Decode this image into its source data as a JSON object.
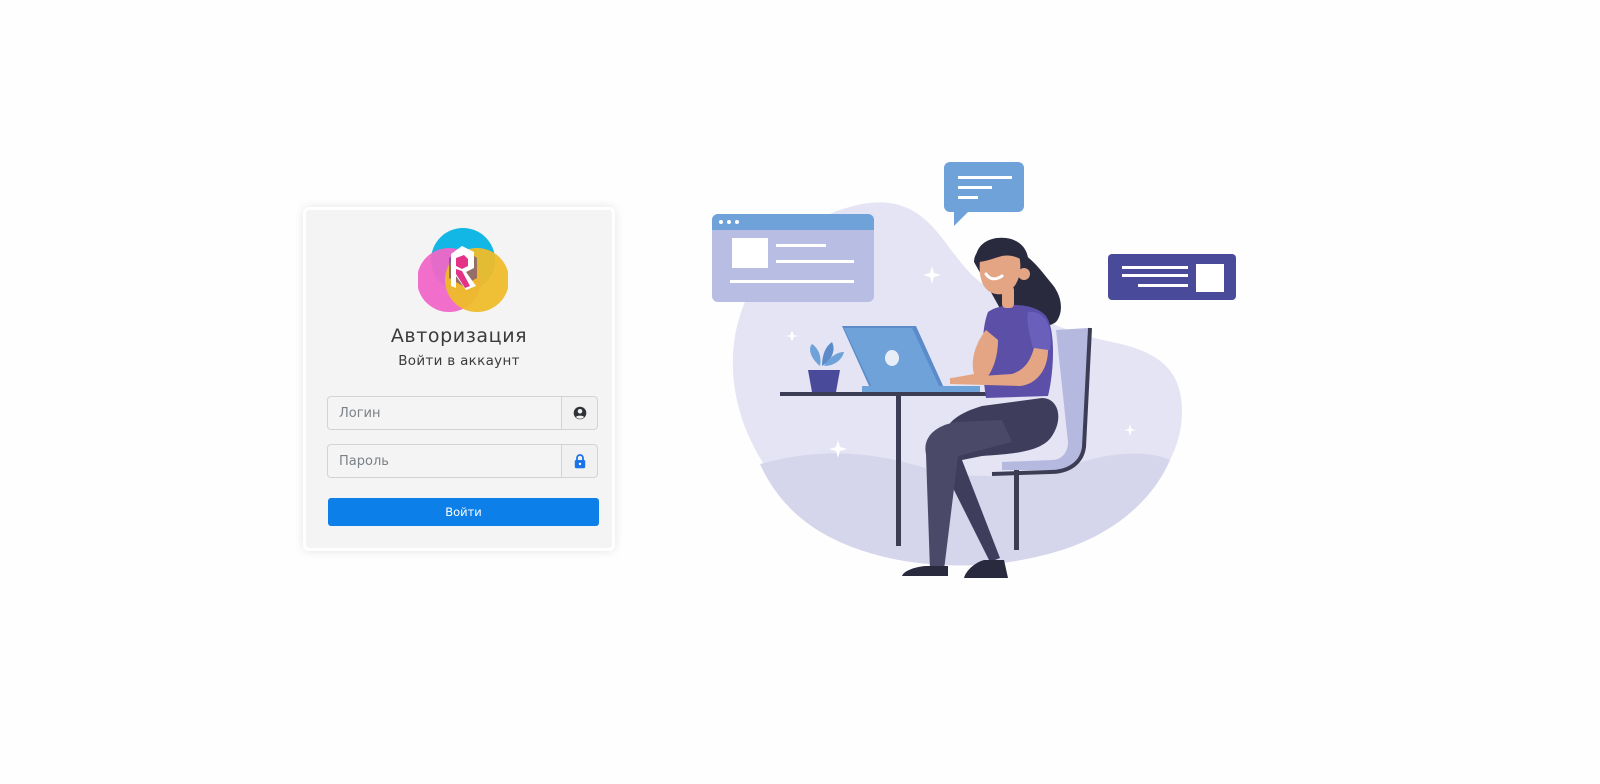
{
  "auth": {
    "title": "Авторизация",
    "subtitle": "Войти в аккаунт",
    "login_placeholder": "Логин",
    "password_placeholder": "Пароль",
    "submit_label": "Войти"
  },
  "icons": {
    "logo": "brand-logo",
    "login_addon": "user-circle-icon",
    "password_addon": "lock-icon"
  },
  "colors": {
    "primary": "#0d7fe8",
    "card_background": "#f4f4f4",
    "text": "#3b3b3b",
    "illustration_blob": "#dcdcf0",
    "illustration_accent": "#4a4a9a"
  }
}
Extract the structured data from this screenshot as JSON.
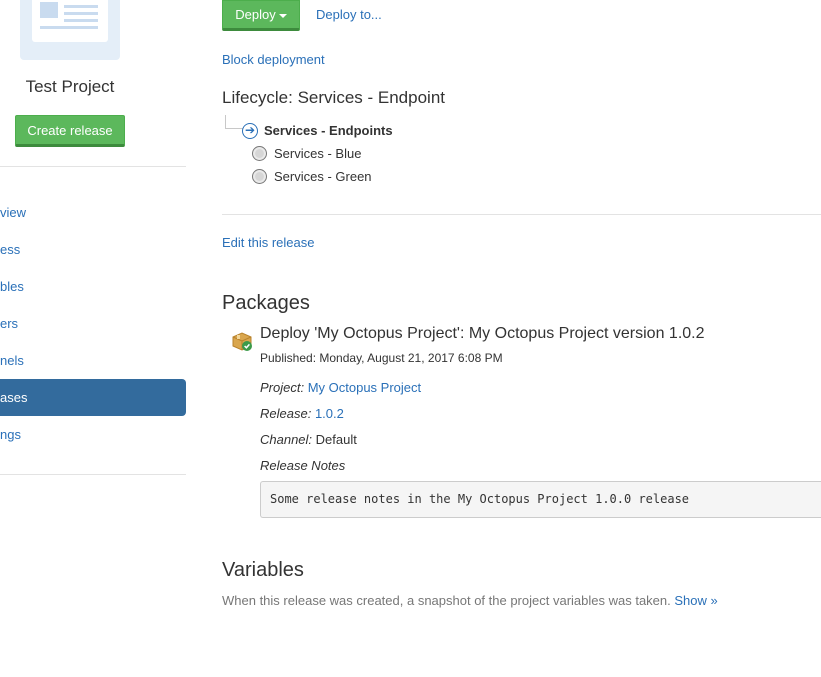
{
  "sidebar": {
    "project_name": "Test Project",
    "create_release_label": "Create release",
    "nav": [
      {
        "label": "Overview",
        "visible": "view",
        "active": false
      },
      {
        "label": "Process",
        "visible": "ess",
        "active": false
      },
      {
        "label": "Variables",
        "visible": "bles",
        "active": false
      },
      {
        "label": "Triggers",
        "visible": "ers",
        "active": false
      },
      {
        "label": "Channels",
        "visible": "nels",
        "active": false
      },
      {
        "label": "Releases",
        "visible": "ases",
        "active": true
      },
      {
        "label": "Settings",
        "visible": "ngs",
        "active": false
      }
    ]
  },
  "toolbar": {
    "deploy_label": "Deploy",
    "deploy_to_label": "Deploy to...",
    "block_deployment_label": "Block deployment"
  },
  "lifecycle": {
    "title": "Lifecycle: Services - Endpoint",
    "phases": [
      {
        "name": "Services - Endpoints",
        "current": true
      },
      {
        "name": "Services - Blue",
        "current": false
      },
      {
        "name": "Services - Green",
        "current": false
      }
    ]
  },
  "edit_release_label": "Edit this release",
  "packages": {
    "heading": "Packages",
    "title": "Deploy 'My Octopus Project': My Octopus Project version 1.0.2",
    "published": "Published: Monday, August 21, 2017 6:08 PM",
    "project_key": "Project:",
    "project_value": "My Octopus Project",
    "release_key": "Release:",
    "release_value": "1.0.2",
    "channel_key": "Channel:",
    "channel_value": "Default",
    "notes_heading": "Release Notes",
    "notes_text": "Some release notes in the My Octopus Project 1.0.0 release"
  },
  "variables": {
    "heading": "Variables",
    "text": "When this release was created, a snapshot of the project variables was taken.",
    "show_label": "Show »"
  },
  "colors": {
    "primary_green": "#5cb85c",
    "link_blue": "#2a70b8",
    "active_nav": "#336b9d"
  }
}
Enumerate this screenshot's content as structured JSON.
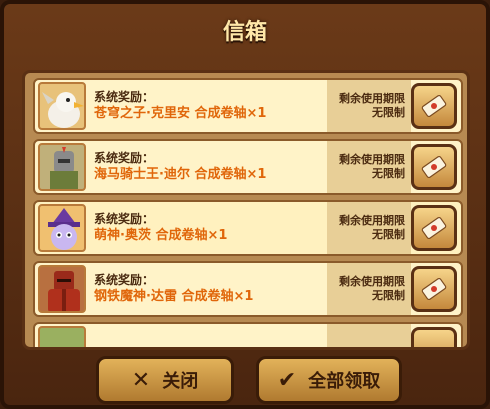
{
  "title": "信箱",
  "mail_items": [
    {
      "title": "系统奖励：",
      "item": "苍穹之子·克里安 合成卷轴×1",
      "limit_line1": "剩余使用期限",
      "limit_line2": "无限制",
      "avatar": "griffin-avatar"
    },
    {
      "title": "系统奖励：",
      "item": "海马骑士王·迪尔 合成卷轴×1",
      "limit_line1": "剩余使用期限",
      "limit_line2": "无限制",
      "avatar": "knight-avatar"
    },
    {
      "title": "系统奖励：",
      "item": "萌神·奥茨 合成卷轴×1",
      "limit_line1": "剩余使用期限",
      "limit_line2": "无限制",
      "avatar": "witch-cat-avatar"
    },
    {
      "title": "系统奖励：",
      "item": "钢铁魔神·达雷 合成卷轴×1",
      "limit_line1": "剩余使用期限",
      "limit_line2": "无限制",
      "avatar": "red-armor-avatar"
    }
  ],
  "buttons": {
    "close_label": "关闭",
    "claim_all_label": "全部领取"
  },
  "icons": {
    "close": "x-icon",
    "claim": "checkmark-icon",
    "scroll": "scroll-icon"
  },
  "colors": {
    "item_text": "#e0660a",
    "title_text": "#ffe8a8"
  }
}
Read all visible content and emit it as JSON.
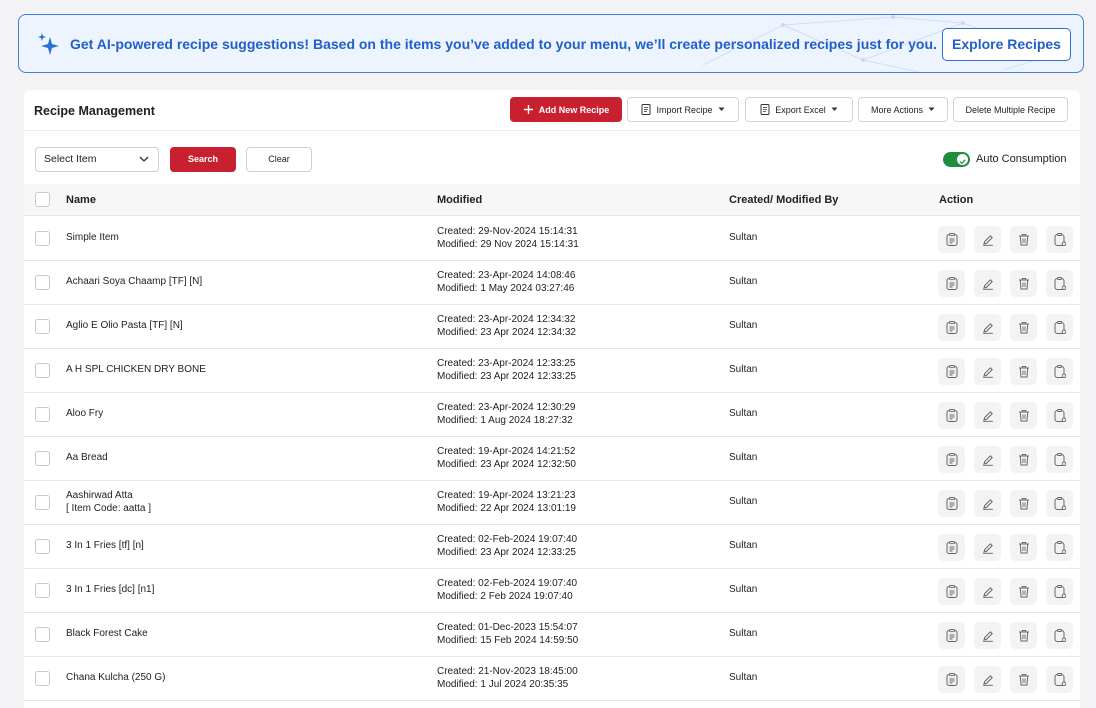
{
  "banner": {
    "text": "Get AI-powered recipe suggestions! Based on the items you’ve added to your menu, we’ll create personalized recipes just for you.",
    "button": "Explore Recipes"
  },
  "header": {
    "title": "Recipe Management",
    "add": "Add New Recipe",
    "import": "Import Recipe",
    "export": "Export Excel",
    "more": "More Actions",
    "delete_multiple": "Delete Multiple Recipe"
  },
  "filters": {
    "select_value": "Select Item",
    "search": "Search",
    "clear": "Clear",
    "auto_consumption": "Auto Consumption"
  },
  "table": {
    "columns": {
      "name": "Name",
      "modified": "Modified",
      "by": "Created/ Modified By",
      "action": "Action"
    },
    "rows": [
      {
        "name": "Simple Item",
        "sub": "",
        "created": "Created: 29-Nov-2024 15:14:31",
        "modified": "Modified: 29 Nov 2024 15:14:31",
        "by": "Sultan"
      },
      {
        "name": "Achaari Soya Chaamp [TF] [N]",
        "sub": "",
        "created": "Created: 23-Apr-2024 14:08:46",
        "modified": "Modified: 1 May 2024 03:27:46",
        "by": "Sultan"
      },
      {
        "name": "Aglio E Olio Pasta [TF] [N]",
        "sub": "",
        "created": "Created: 23-Apr-2024 12:34:32",
        "modified": "Modified: 23 Apr 2024 12:34:32",
        "by": "Sultan"
      },
      {
        "name": "A H SPL CHICKEN DRY BONE",
        "sub": "",
        "created": "Created: 23-Apr-2024 12:33:25",
        "modified": "Modified: 23 Apr 2024 12:33:25",
        "by": "Sultan"
      },
      {
        "name": "Aloo Fry",
        "sub": "",
        "created": "Created: 23-Apr-2024 12:30:29",
        "modified": "Modified: 1 Aug 2024 18:27:32",
        "by": "Sultan"
      },
      {
        "name": "Aa Bread",
        "sub": "",
        "created": "Created: 19-Apr-2024 14:21:52",
        "modified": "Modified: 23 Apr 2024 12:32:50",
        "by": "Sultan"
      },
      {
        "name": "Aashirwad Atta",
        "sub": "[ Item Code: aatta ]",
        "created": "Created: 19-Apr-2024 13:21:23",
        "modified": "Modified: 22 Apr 2024 13:01:19",
        "by": "Sultan"
      },
      {
        "name": "3 In 1 Fries [tf] [n]",
        "sub": "",
        "created": "Created: 02-Feb-2024 19:07:40",
        "modified": "Modified: 23 Apr 2024 12:33:25",
        "by": "Sultan"
      },
      {
        "name": "3 In 1 Fries [dc] [n1]",
        "sub": "",
        "created": "Created: 02-Feb-2024 19:07:40",
        "modified": "Modified: 2 Feb 2024 19:07:40",
        "by": "Sultan"
      },
      {
        "name": "Black Forest Cake",
        "sub": "",
        "created": "Created: 01-Dec-2023 15:54:07",
        "modified": "Modified: 15 Feb 2024 14:59:50",
        "by": "Sultan"
      },
      {
        "name": "Chana Kulcha (250 G)",
        "sub": "",
        "created": "Created: 21-Nov-2023 18:45:00",
        "modified": "Modified: 1 Jul 2024 20:35:35",
        "by": "Sultan"
      }
    ]
  },
  "colors": {
    "accent": "#c8202f",
    "banner_blue": "#2060c8",
    "toggle_on": "#1e8e3e"
  }
}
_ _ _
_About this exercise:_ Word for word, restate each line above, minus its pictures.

_Task solution:_
Decode this image into its source data as a JSON object.
{
  "auth": {
    "title": "Авторизация",
    "subtitle": "Войти в аккаунт",
    "login_placeholder": "Логин",
    "password_placeholder": "Пароль",
    "submit_label": "Войти"
  },
  "icons": {
    "logo": "brand-logo",
    "login_addon": "user-circle-icon",
    "password_addon": "lock-icon"
  },
  "colors": {
    "primary": "#0d7fe8",
    "card_background": "#f4f4f4",
    "text": "#3b3b3b",
    "illustration_blob": "#dcdcf0",
    "illustration_accent": "#4a4a9a"
  }
}
Extract the structured data from this screenshot as JSON.
{
  "sidebar": {
    "project_name": "Test Project",
    "create_release_label": "Create release",
    "nav": [
      {
        "label": "Overview",
        "visible": "view",
        "active": false
      },
      {
        "label": "Process",
        "visible": "ess",
        "active": false
      },
      {
        "label": "Variables",
        "visible": "bles",
        "active": false
      },
      {
        "label": "Triggers",
        "visible": "ers",
        "active": false
      },
      {
        "label": "Channels",
        "visible": "nels",
        "active": false
      },
      {
        "label": "Releases",
        "visible": "ases",
        "active": true
      },
      {
        "label": "Settings",
        "visible": "ngs",
        "active": false
      }
    ]
  },
  "toolbar": {
    "deploy_label": "Deploy",
    "deploy_to_label": "Deploy to...",
    "block_deployment_label": "Block deployment"
  },
  "lifecycle": {
    "title": "Lifecycle: Services - Endpoint",
    "phases": [
      {
        "name": "Services - Endpoints",
        "current": true
      },
      {
        "name": "Services - Blue",
        "current": false
      },
      {
        "name": "Services - Green",
        "current": false
      }
    ]
  },
  "edit_release_label": "Edit this release",
  "packages": {
    "heading": "Packages",
    "title": "Deploy 'My Octopus Project': My Octopus Project version 1.0.2",
    "published": "Published: Monday, August 21, 2017 6:08 PM",
    "project_key": "Project:",
    "project_value": "My Octopus Project",
    "release_key": "Release:",
    "release_value": "1.0.2",
    "channel_key": "Channel:",
    "channel_value": "Default",
    "notes_heading": "Release Notes",
    "notes_text": "Some release notes in the My Octopus Project 1.0.0 release"
  },
  "variables": {
    "heading": "Variables",
    "text": "When this release was created, a snapshot of the project variables was taken.",
    "show_label": "Show »"
  },
  "colors": {
    "primary_green": "#5cb85c",
    "link_blue": "#2a70b8",
    "active_nav": "#336b9d"
  }
}
Enumerate this screenshot's content as structured JSON.
{
  "title": "信箱",
  "mail_items": [
    {
      "title": "系统奖励：",
      "item": "苍穹之子·克里安 合成卷轴×1",
      "limit_line1": "剩余使用期限",
      "limit_line2": "无限制",
      "avatar": "griffin-avatar"
    },
    {
      "title": "系统奖励：",
      "item": "海马骑士王·迪尔 合成卷轴×1",
      "limit_line1": "剩余使用期限",
      "limit_line2": "无限制",
      "avatar": "knight-avatar"
    },
    {
      "title": "系统奖励：",
      "item": "萌神·奥茨 合成卷轴×1",
      "limit_line1": "剩余使用期限",
      "limit_line2": "无限制",
      "avatar": "witch-cat-avatar"
    },
    {
      "title": "系统奖励：",
      "item": "钢铁魔神·达雷 合成卷轴×1",
      "limit_line1": "剩余使用期限",
      "limit_line2": "无限制",
      "avatar": "red-armor-avatar"
    }
  ],
  "buttons": {
    "close_label": "关闭",
    "claim_all_label": "全部领取"
  },
  "icons": {
    "close": "x-icon",
    "claim": "checkmark-icon",
    "scroll": "scroll-icon"
  },
  "colors": {
    "item_text": "#e0660a",
    "title_text": "#ffe8a8"
  }
}
Read all visible content and emit it as JSON.
{
  "banner": {
    "text": "Get AI-powered recipe suggestions! Based on the items you’ve added to your menu, we’ll create personalized recipes just for you.",
    "button": "Explore Recipes"
  },
  "header": {
    "title": "Recipe Management",
    "add": "Add New Recipe",
    "import": "Import Recipe",
    "export": "Export Excel",
    "more": "More Actions",
    "delete_multiple": "Delete Multiple Recipe"
  },
  "filters": {
    "select_value": "Select Item",
    "search": "Search",
    "clear": "Clear",
    "auto_consumption": "Auto Consumption"
  },
  "table": {
    "columns": {
      "name": "Name",
      "modified": "Modified",
      "by": "Created/ Modified By",
      "action": "Action"
    },
    "rows": [
      {
        "name": "Simple Item",
        "sub": "",
        "created": "Created: 29-Nov-2024 15:14:31",
        "modified": "Modified: 29 Nov 2024 15:14:31",
        "by": "Sultan"
      },
      {
        "name": "Achaari Soya Chaamp [TF] [N]",
        "sub": "",
        "created": "Created: 23-Apr-2024 14:08:46",
        "modified": "Modified: 1 May 2024 03:27:46",
        "by": "Sultan"
      },
      {
        "name": "Aglio E Olio Pasta [TF] [N]",
        "sub": "",
        "created": "Created: 23-Apr-2024 12:34:32",
        "modified": "Modified: 23 Apr 2024 12:34:32",
        "by": "Sultan"
      },
      {
        "name": "A H SPL CHICKEN DRY BONE",
        "sub": "",
        "created": "Created: 23-Apr-2024 12:33:25",
        "modified": "Modified: 23 Apr 2024 12:33:25",
        "by": "Sultan"
      },
      {
        "name": "Aloo Fry",
        "sub": "",
        "created": "Created: 23-Apr-2024 12:30:29",
        "modified": "Modified: 1 Aug 2024 18:27:32",
        "by": "Sultan"
      },
      {
        "name": "Aa Bread",
        "sub": "",
        "created": "Created: 19-Apr-2024 14:21:52",
        "modified": "Modified: 23 Apr 2024 12:32:50",
        "by": "Sultan"
      },
      {
        "name": "Aashirwad Atta",
        "sub": "[ Item Code: aatta ]",
        "created": "Created: 19-Apr-2024 13:21:23",
        "modified": "Modified: 22 Apr 2024 13:01:19",
        "by": "Sultan"
      },
      {
        "name": "3 In 1 Fries [tf] [n]",
        "sub": "",
        "created": "Created: 02-Feb-2024 19:07:40",
        "modified": "Modified: 23 Apr 2024 12:33:25",
        "by": "Sultan"
      },
      {
        "name": "3 In 1 Fries [dc] [n1]",
        "sub": "",
        "created": "Created: 02-Feb-2024 19:07:40",
        "modified": "Modified: 2 Feb 2024 19:07:40",
        "by": "Sultan"
      },
      {
        "name": "Black Forest Cake",
        "sub": "",
        "created": "Created: 01-Dec-2023 15:54:07",
        "modified": "Modified: 15 Feb 2024 14:59:50",
        "by": "Sultan"
      },
      {
        "name": "Chana Kulcha (250 G)",
        "sub": "",
        "created": "Created: 21-Nov-2023 18:45:00",
        "modified": "Modified: 1 Jul 2024 20:35:35",
        "by": "Sultan"
      }
    ]
  },
  "colors": {
    "accent": "#c8202f",
    "banner_blue": "#2060c8",
    "toggle_on": "#1e8e3e"
  }
}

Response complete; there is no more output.